Instructions to follow:
Keep every word the same. Repeat the records without their images.

(Exercise materials Opens)

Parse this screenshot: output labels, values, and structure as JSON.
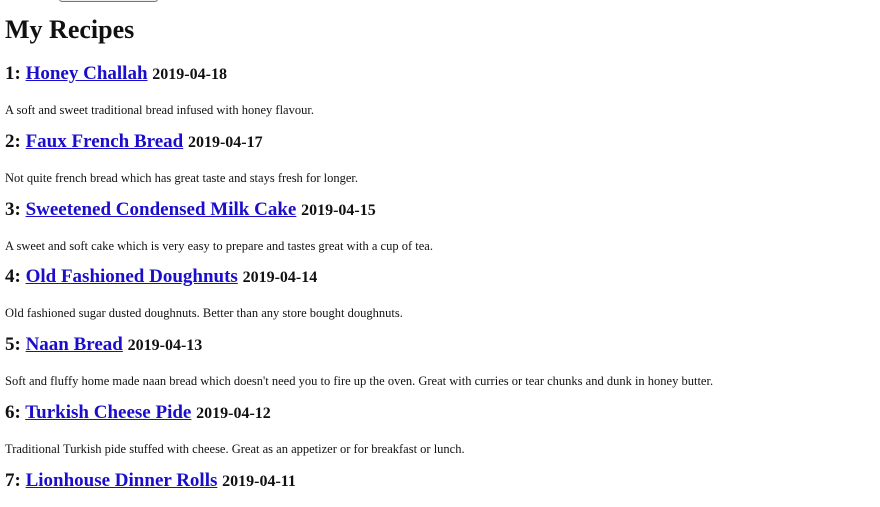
{
  "page": {
    "title": "My Recipes"
  },
  "recipes": [
    {
      "index": "1:",
      "title": "Honey Challah",
      "date": "2019-04-18",
      "description": "A soft and sweet traditional bread infused with honey flavour."
    },
    {
      "index": "2:",
      "title": "Faux French Bread",
      "date": "2019-04-17",
      "description": "Not quite french bread which has great taste and stays fresh for longer."
    },
    {
      "index": "3:",
      "title": "Sweetened Condensed Milk Cake",
      "date": "2019-04-15",
      "description": "A sweet and soft cake which is very easy to prepare and tastes great with a cup of tea."
    },
    {
      "index": "4:",
      "title": "Old Fashioned Doughnuts",
      "date": "2019-04-14",
      "description": "Old fashioned sugar dusted doughnuts. Better than any store bought doughnuts."
    },
    {
      "index": "5:",
      "title": "Naan Bread",
      "date": "2019-04-13",
      "description": "Soft and fluffy home made naan bread which doesn't need you to fire up the oven. Great with curries or tear chunks and dunk in honey butter."
    },
    {
      "index": "6:",
      "title": "Turkish Cheese Pide",
      "date": "2019-04-12",
      "description": "Traditional Turkish pide stuffed with cheese. Great as an appetizer or for breakfast or lunch."
    },
    {
      "index": "7:",
      "title": "Lionhouse Dinner Rolls",
      "date": "2019-04-11",
      "description": ""
    }
  ]
}
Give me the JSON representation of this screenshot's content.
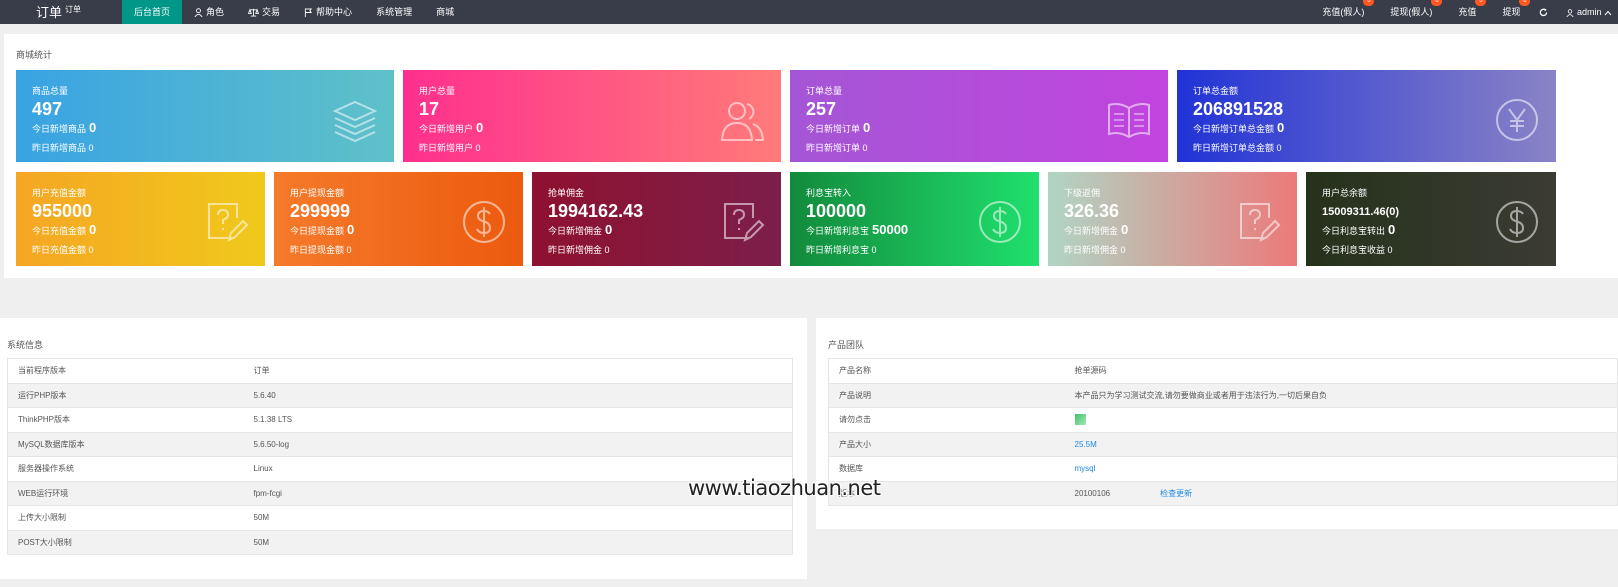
{
  "header": {
    "logo": "订单",
    "logo_sup": "订单",
    "nav": [
      {
        "label": "后台首页",
        "icon": ""
      },
      {
        "label": "角色",
        "icon": "user-icon"
      },
      {
        "label": "交易",
        "icon": "scale-icon"
      },
      {
        "label": "帮助中心",
        "icon": "flag-icon"
      },
      {
        "label": "系统管理",
        "icon": ""
      },
      {
        "label": "商城",
        "icon": ""
      }
    ],
    "right": [
      {
        "label": "充值(假人)",
        "badge": "0"
      },
      {
        "label": "提现(假人)",
        "badge": "0"
      },
      {
        "label": "充值",
        "badge": "0"
      },
      {
        "label": "提现",
        "badge": "0"
      }
    ],
    "refresh_icon": "refresh-icon",
    "user": "admin"
  },
  "stats": {
    "title": "商城统计",
    "row1": [
      {
        "label": "商品总量",
        "value": "497",
        "line1": "今日新增商品",
        "val1": "0",
        "line2": "昨日新增商品 0",
        "icon": "layers-icon"
      },
      {
        "label": "用户总量",
        "value": "17",
        "line1": "今日新增用户",
        "val1": "0",
        "line2": "昨日新增用户 0",
        "icon": "users-icon"
      },
      {
        "label": "订单总量",
        "value": "257",
        "line1": "今日新增订单",
        "val1": "0",
        "line2": "昨日新增订单 0",
        "icon": "book-icon"
      },
      {
        "label": "订单总金额",
        "value": "206891528",
        "line1": "今日新增订单总金额",
        "val1": "0",
        "line2": "昨日新增订单总金额 0",
        "icon": "yen-icon"
      }
    ],
    "row2": [
      {
        "label": "用户充值金额",
        "value": "955000",
        "line1": "今日充值金额",
        "val1": "0",
        "line2": "昨日充值金额 0",
        "icon": "edit-doc-icon"
      },
      {
        "label": "用户提现金额",
        "value": "299999",
        "line1": "今日提现金额",
        "val1": "0",
        "line2": "昨日提现金额 0",
        "icon": "dollar-icon"
      },
      {
        "label": "抢单佣金",
        "value": "1994162.43",
        "line1": "今日新增佣金",
        "val1": "0",
        "line2": "昨日新增佣金 0",
        "icon": "edit-doc-icon"
      },
      {
        "label": "利息宝转入",
        "value": "100000",
        "line1": "今日新增利息宝",
        "val1": "50000",
        "line2": "昨日新增利息宝 0",
        "icon": "dollar-icon"
      },
      {
        "label": "下级返佣",
        "value": "326.36",
        "line1": "今日新增佣金",
        "val1": "0",
        "line2": "昨日新增佣金 0",
        "icon": "edit-doc-icon"
      },
      {
        "label": "用户总余额",
        "value": "15009311.46(0)",
        "line1": "今日利息宝转出",
        "val1": "0",
        "line2": "今日利息宝收益 0",
        "icon": "dollar-icon"
      }
    ]
  },
  "sysinfo": {
    "title": "系统信息",
    "rows": [
      [
        "当前程序版本",
        "订单"
      ],
      [
        "运行PHP版本",
        "5.6.40"
      ],
      [
        "ThinkPHP版本",
        "5.1.38 LTS"
      ],
      [
        "MySQL数据库版本",
        "5.6.50-log"
      ],
      [
        "服务器操作系统",
        "Linux"
      ],
      [
        "WEB运行环境",
        "fpm-fcgi"
      ],
      [
        "上传大小限制",
        "50M"
      ],
      [
        "POST大小限制",
        "50M"
      ]
    ]
  },
  "team": {
    "title": "产品团队",
    "rows": [
      [
        "产品名称",
        "抢单源码"
      ],
      [
        "产品说明",
        "本产品只为学习测试交流,请勿要做商业或者用于违法行为,一切后果自负"
      ],
      [
        "请勿点击",
        ""
      ],
      [
        "产品大小",
        "25.5M"
      ],
      [
        "数据库",
        "mysql"
      ],
      [
        "版本",
        "20100106"
      ]
    ],
    "update_link": "检查更新"
  },
  "watermark": "www.tiaozhuan.net"
}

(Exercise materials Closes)

Your response:
Parse this screenshot: output labels, values, and structure as JSON.
{
  "page": {
    "title": "My Recipes"
  },
  "recipes": [
    {
      "index": "1:",
      "title": "Honey Challah",
      "date": "2019-04-18",
      "description": "A soft and sweet traditional bread infused with honey flavour."
    },
    {
      "index": "2:",
      "title": "Faux French Bread",
      "date": "2019-04-17",
      "description": "Not quite french bread which has great taste and stays fresh for longer."
    },
    {
      "index": "3:",
      "title": "Sweetened Condensed Milk Cake",
      "date": "2019-04-15",
      "description": "A sweet and soft cake which is very easy to prepare and tastes great with a cup of tea."
    },
    {
      "index": "4:",
      "title": "Old Fashioned Doughnuts",
      "date": "2019-04-14",
      "description": "Old fashioned sugar dusted doughnuts. Better than any store bought doughnuts."
    },
    {
      "index": "5:",
      "title": "Naan Bread",
      "date": "2019-04-13",
      "description": "Soft and fluffy home made naan bread which doesn't need you to fire up the oven. Great with curries or tear chunks and dunk in honey butter."
    },
    {
      "index": "6:",
      "title": "Turkish Cheese Pide",
      "date": "2019-04-12",
      "description": "Traditional Turkish pide stuffed with cheese. Great as an appetizer or for breakfast or lunch."
    },
    {
      "index": "7:",
      "title": "Lionhouse Dinner Rolls",
      "date": "2019-04-11",
      "description": ""
    }
  ]
}
Give me the JSON representation of this screenshot's content.
{
  "header": {
    "logo": "订单",
    "logo_sup": "订单",
    "nav": [
      {
        "label": "后台首页",
        "icon": ""
      },
      {
        "label": "角色",
        "icon": "user-icon"
      },
      {
        "label": "交易",
        "icon": "scale-icon"
      },
      {
        "label": "帮助中心",
        "icon": "flag-icon"
      },
      {
        "label": "系统管理",
        "icon": ""
      },
      {
        "label": "商城",
        "icon": ""
      }
    ],
    "right": [
      {
        "label": "充值(假人)",
        "badge": "0"
      },
      {
        "label": "提现(假人)",
        "badge": "0"
      },
      {
        "label": "充值",
        "badge": "0"
      },
      {
        "label": "提现",
        "badge": "0"
      }
    ],
    "refresh_icon": "refresh-icon",
    "user": "admin"
  },
  "stats": {
    "title": "商城统计",
    "row1": [
      {
        "label": "商品总量",
        "value": "497",
        "line1": "今日新增商品",
        "val1": "0",
        "line2": "昨日新增商品 0",
        "icon": "layers-icon"
      },
      {
        "label": "用户总量",
        "value": "17",
        "line1": "今日新增用户",
        "val1": "0",
        "line2": "昨日新增用户 0",
        "icon": "users-icon"
      },
      {
        "label": "订单总量",
        "value": "257",
        "line1": "今日新增订单",
        "val1": "0",
        "line2": "昨日新增订单 0",
        "icon": "book-icon"
      },
      {
        "label": "订单总金额",
        "value": "206891528",
        "line1": "今日新增订单总金额",
        "val1": "0",
        "line2": "昨日新增订单总金额 0",
        "icon": "yen-icon"
      }
    ],
    "row2": [
      {
        "label": "用户充值金额",
        "value": "955000",
        "line1": "今日充值金额",
        "val1": "0",
        "line2": "昨日充值金额 0",
        "icon": "edit-doc-icon"
      },
      {
        "label": "用户提现金额",
        "value": "299999",
        "line1": "今日提现金额",
        "val1": "0",
        "line2": "昨日提现金额 0",
        "icon": "dollar-icon"
      },
      {
        "label": "抢单佣金",
        "value": "1994162.43",
        "line1": "今日新增佣金",
        "val1": "0",
        "line2": "昨日新增佣金 0",
        "icon": "edit-doc-icon"
      },
      {
        "label": "利息宝转入",
        "value": "100000",
        "line1": "今日新增利息宝",
        "val1": "50000",
        "line2": "昨日新增利息宝 0",
        "icon": "dollar-icon"
      },
      {
        "label": "下级返佣",
        "value": "326.36",
        "line1": "今日新增佣金",
        "val1": "0",
        "line2": "昨日新增佣金 0",
        "icon": "edit-doc-icon"
      },
      {
        "label": "用户总余额",
        "value": "15009311.46(0)",
        "line1": "今日利息宝转出",
        "val1": "0",
        "line2": "今日利息宝收益 0",
        "icon": "dollar-icon"
      }
    ]
  },
  "sysinfo": {
    "title": "系统信息",
    "rows": [
      [
        "当前程序版本",
        "订单"
      ],
      [
        "运行PHP版本",
        "5.6.40"
      ],
      [
        "ThinkPHP版本",
        "5.1.38 LTS"
      ],
      [
        "MySQL数据库版本",
        "5.6.50-log"
      ],
      [
        "服务器操作系统",
        "Linux"
      ],
      [
        "WEB运行环境",
        "fpm-fcgi"
      ],
      [
        "上传大小限制",
        "50M"
      ],
      [
        "POST大小限制",
        "50M"
      ]
    ]
  },
  "team": {
    "title": "产品团队",
    "rows": [
      [
        "产品名称",
        "抢单源码"
      ],
      [
        "产品说明",
        "本产品只为学习测试交流,请勿要做商业或者用于违法行为,一切后果自负"
      ],
      [
        "请勿点击",
        ""
      ],
      [
        "产品大小",
        "25.5M"
      ],
      [
        "数据库",
        "mysql"
      ],
      [
        "版本",
        "20100106"
      ]
    ],
    "update_link": "检查更新"
  },
  "watermark": "www.tiaozhuan.net"
}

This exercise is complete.